>> Kyle Simpson: For your nested destructuring, specifically.
>> Kyle Simpson: One last little detail about the object destructuring, before we start talking about maybe some more practical usages of it. One last little detail is that your object can also be just a general assignment destructuring. So if I all ready had all those all ready created in like var a, x, c, e.
[00:07:16] So if all ready have those all ready created, then I could just do a general object destructuring. However, unfortunately, this is not legal syntax to start a statement with a curly brace, cuz that's assumed to be a block. So in this specific case, where you don't have a declarer there, you have to wrap the whole statement in a parentheses, just to let it know this is an object destructuring not a block label.
[00:07:43] This is part of our problem with overloading the curly brace to mean 15 different things in 15 different places. Okay.
>> Kyle Simpson: I don't regularly do this. Most of the time when I'm doing destructurings, I have a declarator there. But if you're not doing a declarator, just remember the object needs the parentheses, the brackets don't.

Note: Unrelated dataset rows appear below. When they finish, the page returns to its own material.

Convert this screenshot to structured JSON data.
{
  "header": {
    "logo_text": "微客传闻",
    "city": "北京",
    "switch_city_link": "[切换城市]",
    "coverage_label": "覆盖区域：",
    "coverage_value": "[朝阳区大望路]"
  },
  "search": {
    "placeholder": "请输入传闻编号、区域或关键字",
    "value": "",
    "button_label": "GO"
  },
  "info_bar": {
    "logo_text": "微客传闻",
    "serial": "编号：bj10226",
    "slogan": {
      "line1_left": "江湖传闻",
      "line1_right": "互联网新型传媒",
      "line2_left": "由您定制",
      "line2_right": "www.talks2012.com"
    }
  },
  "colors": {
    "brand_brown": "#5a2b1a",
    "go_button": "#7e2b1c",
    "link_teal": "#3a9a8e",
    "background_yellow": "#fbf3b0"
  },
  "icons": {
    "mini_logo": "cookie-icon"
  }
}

>> Kyle Simpson: If all this still feels too abstract, you're going to get an exercise on this in just a few minutes. So you're going to get a chance to practice it a little bit more. But it's going to take a lot of practice to get there. Trust me. It took me weeks of banging my head against it, and I don't understand, it seems the wrong order, whatever.
[00:08:33] I get it. There is a learning curve, and it's a steep cliff. But what I'm really trying to get across is that the payoff is huge once you get there. That it really starts to simplify an awful lot of things that we've been doing very manually in our code.
[00:08:47] It starts to create more self documenting code, more declarative style code and that's much more readable.